My conviction flows from various sources, from years of reading about human evolutionary history and progress, from a base in my nature, in my suffering, in Christianity, in a heaping dose of Buddhism and a dash of Hinduism, notably of late in Michael Singer’s The Untethered Soul. Eckhart Tolle’s writings, especially his religious synthesis A New Earth, have been enormously influential, so I’m tempted to admit I’m New Age and be done with it, except that I view that book as essentially Buddhist. I claim Christianity but I view all great religions much like the American Medical Association now views acupuncture: it works, no one knows why it works, and it doesn’t matter where they stick the needles.
I like Joan Osborne’s question in her beautiful song “One of Us”—with something like 10 million hits in various YouTube versions: What if God was one of us? Just a slob like one of us? Just a stranger on the bus, trying to make his way home?
What if God is all of us? What if God exists within all of us?
What if God is that force in human evolution which drives “group selection”? This is the controversial notion that evolution is not just about pair-level “selfish gene” sexual selection but about traits that benefit the larger group. What if God is that force, which caused humans to begin their amazing self domestication—their selection for social harmony and against simian brutes? A separate intentionality within human evolution that impels our altruistic desires. Hitchens would attribute such human progress to the Enlightenment, but it goes back so much farther. And Dawkins won’t admit its possibility for what it introduces: the mysterious will that impels this search for truth, justice, mercy, goodness. That which was instantiated, in purified form, in Christ, Buddha, and Muhammed. Those qualities which humans have been idealizing for millions of years.
We have been selected to serve the whole of us as a living being, not just own own selfish interests.
My God is located in, and defined by, this, by humans’ unquenchable search for their own and their species’ true path.
That utter mystery that we and our science circle.
What if that’s God?
That for which we as yet have no name?
There’s despair everywhere, such lost faith in our species, but there’s yearning everywhere too. And neither that impulse nor anyone’s hard-won faith is misplaced. Not me, but some few blaze with joyous awareness—with Grace. Many are called, few chosen.

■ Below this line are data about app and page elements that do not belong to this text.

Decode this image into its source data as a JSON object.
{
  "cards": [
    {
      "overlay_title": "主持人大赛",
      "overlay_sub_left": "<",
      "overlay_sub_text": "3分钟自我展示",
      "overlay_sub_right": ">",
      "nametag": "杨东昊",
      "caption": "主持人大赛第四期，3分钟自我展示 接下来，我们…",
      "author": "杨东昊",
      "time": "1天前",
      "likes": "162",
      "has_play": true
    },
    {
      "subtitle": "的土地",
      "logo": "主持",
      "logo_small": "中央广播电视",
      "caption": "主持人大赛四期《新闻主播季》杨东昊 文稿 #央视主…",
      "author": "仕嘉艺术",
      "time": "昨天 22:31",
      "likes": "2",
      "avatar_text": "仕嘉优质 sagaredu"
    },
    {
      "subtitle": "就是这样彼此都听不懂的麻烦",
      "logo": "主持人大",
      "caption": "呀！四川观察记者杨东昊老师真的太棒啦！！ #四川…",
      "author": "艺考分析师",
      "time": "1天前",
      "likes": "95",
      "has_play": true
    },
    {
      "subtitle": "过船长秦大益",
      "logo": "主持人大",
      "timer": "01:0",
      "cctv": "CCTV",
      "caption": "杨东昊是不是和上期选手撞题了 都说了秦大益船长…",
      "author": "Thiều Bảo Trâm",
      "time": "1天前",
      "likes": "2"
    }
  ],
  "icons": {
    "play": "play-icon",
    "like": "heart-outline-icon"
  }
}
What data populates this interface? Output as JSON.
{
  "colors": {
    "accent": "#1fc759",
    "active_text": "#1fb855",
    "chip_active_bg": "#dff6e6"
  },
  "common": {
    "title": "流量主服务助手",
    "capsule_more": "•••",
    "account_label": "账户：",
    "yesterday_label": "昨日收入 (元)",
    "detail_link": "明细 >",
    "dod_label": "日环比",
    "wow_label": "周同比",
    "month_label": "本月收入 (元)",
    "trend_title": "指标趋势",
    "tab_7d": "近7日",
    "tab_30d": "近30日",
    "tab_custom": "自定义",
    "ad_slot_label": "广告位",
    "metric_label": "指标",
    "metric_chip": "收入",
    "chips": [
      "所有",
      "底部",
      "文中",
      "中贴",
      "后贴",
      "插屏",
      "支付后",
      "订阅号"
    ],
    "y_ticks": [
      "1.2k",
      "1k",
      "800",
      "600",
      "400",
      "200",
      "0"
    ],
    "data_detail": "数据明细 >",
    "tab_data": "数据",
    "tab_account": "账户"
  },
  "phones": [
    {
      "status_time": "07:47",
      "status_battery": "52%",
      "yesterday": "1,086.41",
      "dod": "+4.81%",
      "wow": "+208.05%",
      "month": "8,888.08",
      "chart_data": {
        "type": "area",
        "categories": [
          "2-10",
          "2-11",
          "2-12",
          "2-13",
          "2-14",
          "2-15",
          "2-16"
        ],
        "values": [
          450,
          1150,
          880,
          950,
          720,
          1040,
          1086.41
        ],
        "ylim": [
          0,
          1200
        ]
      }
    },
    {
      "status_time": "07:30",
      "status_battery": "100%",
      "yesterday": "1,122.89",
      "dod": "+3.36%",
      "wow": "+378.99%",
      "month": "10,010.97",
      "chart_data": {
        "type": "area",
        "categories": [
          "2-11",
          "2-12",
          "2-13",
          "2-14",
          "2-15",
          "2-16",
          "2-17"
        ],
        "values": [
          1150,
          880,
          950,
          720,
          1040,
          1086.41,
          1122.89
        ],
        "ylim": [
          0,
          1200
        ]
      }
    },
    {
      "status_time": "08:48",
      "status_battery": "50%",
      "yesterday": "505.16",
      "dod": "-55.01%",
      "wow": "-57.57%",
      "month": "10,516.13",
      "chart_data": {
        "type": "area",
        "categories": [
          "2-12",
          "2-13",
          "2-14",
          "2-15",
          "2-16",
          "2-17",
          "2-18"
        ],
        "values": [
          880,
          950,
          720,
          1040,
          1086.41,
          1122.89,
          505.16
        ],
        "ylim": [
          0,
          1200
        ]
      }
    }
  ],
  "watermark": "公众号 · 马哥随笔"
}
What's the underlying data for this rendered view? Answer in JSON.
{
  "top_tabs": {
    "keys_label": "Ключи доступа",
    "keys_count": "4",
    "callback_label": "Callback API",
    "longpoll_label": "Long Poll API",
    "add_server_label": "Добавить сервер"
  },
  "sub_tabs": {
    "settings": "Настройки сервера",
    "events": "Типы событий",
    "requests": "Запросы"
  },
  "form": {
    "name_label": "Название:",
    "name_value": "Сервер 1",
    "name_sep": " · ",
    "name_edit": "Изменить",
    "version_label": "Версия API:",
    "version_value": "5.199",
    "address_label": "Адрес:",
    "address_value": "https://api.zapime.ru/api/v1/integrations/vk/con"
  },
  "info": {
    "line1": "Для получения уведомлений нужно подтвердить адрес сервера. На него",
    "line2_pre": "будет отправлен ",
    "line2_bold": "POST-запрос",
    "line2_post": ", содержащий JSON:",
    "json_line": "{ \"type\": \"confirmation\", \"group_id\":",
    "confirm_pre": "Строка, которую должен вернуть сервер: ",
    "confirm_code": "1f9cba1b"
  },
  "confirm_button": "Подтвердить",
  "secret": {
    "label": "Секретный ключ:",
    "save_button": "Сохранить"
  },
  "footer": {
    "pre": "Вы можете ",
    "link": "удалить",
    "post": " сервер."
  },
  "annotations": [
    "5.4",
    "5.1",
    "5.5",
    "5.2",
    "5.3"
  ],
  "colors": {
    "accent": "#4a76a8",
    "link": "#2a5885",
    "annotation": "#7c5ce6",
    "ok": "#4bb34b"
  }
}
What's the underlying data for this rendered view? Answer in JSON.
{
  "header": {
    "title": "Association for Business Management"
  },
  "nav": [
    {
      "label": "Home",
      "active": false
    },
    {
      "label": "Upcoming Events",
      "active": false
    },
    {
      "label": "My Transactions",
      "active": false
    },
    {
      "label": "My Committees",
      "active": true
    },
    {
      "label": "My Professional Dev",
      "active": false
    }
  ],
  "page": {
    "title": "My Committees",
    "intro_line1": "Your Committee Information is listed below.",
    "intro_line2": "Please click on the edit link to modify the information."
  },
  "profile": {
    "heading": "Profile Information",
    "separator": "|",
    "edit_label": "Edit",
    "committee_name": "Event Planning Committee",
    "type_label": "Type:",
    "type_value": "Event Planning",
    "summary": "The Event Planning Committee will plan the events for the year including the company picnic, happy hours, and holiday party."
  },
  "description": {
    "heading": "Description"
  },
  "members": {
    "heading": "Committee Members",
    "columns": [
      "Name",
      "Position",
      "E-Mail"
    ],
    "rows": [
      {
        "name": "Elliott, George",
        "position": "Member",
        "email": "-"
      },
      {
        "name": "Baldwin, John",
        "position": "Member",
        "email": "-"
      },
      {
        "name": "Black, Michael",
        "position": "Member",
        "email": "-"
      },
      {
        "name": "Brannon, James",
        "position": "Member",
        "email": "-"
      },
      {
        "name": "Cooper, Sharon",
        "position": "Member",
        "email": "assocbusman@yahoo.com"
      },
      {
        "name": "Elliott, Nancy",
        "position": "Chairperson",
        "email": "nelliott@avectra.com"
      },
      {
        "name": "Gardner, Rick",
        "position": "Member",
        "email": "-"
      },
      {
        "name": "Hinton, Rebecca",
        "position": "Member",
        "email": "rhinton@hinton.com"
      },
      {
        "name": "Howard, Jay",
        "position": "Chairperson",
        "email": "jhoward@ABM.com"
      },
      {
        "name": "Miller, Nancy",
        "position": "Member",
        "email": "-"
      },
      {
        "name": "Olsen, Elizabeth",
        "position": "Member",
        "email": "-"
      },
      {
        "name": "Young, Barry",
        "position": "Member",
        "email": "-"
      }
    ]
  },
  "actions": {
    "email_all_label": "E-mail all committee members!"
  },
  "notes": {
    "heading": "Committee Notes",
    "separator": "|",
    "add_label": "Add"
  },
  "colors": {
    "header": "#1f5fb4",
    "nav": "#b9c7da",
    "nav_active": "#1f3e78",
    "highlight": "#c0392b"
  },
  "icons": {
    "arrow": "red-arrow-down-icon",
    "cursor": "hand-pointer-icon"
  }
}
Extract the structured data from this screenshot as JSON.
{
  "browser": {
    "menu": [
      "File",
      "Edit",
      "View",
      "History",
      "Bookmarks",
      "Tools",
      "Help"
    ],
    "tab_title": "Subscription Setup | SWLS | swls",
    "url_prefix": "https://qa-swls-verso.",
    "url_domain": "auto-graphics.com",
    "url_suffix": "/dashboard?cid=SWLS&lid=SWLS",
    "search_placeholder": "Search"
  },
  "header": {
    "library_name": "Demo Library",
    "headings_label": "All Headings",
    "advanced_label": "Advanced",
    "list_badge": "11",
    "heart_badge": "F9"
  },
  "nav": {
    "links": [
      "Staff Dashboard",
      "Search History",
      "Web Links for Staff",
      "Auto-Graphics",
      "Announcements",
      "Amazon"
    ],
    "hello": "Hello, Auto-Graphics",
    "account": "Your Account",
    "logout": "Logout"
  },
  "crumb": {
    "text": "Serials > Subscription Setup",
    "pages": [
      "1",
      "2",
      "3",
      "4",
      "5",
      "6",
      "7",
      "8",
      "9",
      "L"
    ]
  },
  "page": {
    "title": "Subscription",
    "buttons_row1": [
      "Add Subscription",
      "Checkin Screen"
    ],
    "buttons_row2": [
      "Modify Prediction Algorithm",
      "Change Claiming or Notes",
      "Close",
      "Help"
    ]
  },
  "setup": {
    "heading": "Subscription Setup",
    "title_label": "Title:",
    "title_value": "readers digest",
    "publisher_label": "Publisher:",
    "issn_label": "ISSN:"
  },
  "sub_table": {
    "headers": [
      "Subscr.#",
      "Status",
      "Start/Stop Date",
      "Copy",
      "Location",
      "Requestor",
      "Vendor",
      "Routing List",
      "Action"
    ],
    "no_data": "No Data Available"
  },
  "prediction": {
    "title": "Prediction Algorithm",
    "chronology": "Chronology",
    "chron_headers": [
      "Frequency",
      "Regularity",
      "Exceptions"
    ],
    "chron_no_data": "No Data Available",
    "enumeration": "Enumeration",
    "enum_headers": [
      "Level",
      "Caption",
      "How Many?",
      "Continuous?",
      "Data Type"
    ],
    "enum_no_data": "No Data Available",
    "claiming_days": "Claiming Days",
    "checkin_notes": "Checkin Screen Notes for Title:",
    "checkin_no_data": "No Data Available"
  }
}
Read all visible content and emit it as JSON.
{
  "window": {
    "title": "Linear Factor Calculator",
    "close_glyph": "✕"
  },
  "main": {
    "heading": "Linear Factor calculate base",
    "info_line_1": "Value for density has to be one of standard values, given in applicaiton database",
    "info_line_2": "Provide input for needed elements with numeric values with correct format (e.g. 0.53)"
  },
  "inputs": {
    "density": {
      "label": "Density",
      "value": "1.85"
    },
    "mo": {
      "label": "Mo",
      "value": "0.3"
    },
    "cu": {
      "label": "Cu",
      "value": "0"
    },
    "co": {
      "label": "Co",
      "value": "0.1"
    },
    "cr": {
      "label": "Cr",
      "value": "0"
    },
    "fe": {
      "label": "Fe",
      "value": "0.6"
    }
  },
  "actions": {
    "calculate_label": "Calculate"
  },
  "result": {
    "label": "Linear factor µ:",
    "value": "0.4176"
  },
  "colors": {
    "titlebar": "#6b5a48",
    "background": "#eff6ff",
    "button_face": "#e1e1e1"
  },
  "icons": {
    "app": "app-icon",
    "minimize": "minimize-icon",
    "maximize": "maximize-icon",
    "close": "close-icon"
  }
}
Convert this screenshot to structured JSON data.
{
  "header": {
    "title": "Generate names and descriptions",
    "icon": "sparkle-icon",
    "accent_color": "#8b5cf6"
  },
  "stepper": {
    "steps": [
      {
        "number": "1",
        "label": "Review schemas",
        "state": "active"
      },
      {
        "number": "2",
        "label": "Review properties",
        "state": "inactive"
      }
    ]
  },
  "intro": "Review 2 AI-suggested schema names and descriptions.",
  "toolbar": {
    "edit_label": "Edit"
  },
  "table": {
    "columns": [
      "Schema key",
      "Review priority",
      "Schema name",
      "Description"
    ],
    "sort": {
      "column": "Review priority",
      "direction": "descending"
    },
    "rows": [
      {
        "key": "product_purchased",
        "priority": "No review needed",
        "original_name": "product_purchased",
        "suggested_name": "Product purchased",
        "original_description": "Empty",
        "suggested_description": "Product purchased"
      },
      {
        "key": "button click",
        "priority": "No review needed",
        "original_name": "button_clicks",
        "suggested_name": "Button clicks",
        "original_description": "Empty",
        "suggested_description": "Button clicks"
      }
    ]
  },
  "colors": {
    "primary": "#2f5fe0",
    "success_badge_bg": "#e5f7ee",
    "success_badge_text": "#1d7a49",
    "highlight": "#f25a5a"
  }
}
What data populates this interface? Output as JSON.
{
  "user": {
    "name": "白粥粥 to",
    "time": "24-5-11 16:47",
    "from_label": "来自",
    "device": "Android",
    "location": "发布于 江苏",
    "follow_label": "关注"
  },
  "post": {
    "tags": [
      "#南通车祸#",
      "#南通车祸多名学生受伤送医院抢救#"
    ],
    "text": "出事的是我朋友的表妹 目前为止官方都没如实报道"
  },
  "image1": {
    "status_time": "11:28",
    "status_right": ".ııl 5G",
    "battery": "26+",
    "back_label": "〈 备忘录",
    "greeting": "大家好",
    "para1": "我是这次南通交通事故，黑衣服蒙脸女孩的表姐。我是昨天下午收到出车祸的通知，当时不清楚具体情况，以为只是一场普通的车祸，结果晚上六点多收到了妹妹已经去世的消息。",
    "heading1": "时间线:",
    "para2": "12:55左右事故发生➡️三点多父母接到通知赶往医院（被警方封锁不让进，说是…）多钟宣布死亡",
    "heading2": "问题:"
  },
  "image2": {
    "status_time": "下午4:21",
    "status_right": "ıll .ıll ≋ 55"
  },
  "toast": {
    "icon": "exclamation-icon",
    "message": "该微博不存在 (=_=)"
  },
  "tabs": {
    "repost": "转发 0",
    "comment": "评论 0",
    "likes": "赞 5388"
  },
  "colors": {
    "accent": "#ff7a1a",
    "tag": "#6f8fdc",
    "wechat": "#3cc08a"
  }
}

The afterlife? That’s a young person’s concern. But I place my spiritual afterlife in the collective spoken of by Carl Jung. One day, long after my body is dust and my egoic shell has vanished with it and others are living the human eternal self—that innermost core in which we’re all the same—around the globe human seekers will turn, more or less, to the same page.
This is my faith. It’s what drives me to my knees in prayer, down with the world’s other brokenhearted sinners, trying to tap what’s holy. I’m sure we’ll finally see and honor the greatest human mystery, not the banal reality of human evil but the real news of the goodness that dwells within and which we can access. Then maybe we’ll agree, at last, what we’re talking about when we talk about God.
Like me, Christopher Hitchens, angry child of God, didn’t have the final answer. And, sorry Uncle, not even Southern Baptists have quite solved the equation, not yet.
But of course there’s a God.
May peace be with you. Happy New Year. Namaste.
(Elizabeth Westmark has an interesting post, on her new reading blog, about Eric Weiner’s recent book Man Seeks God.)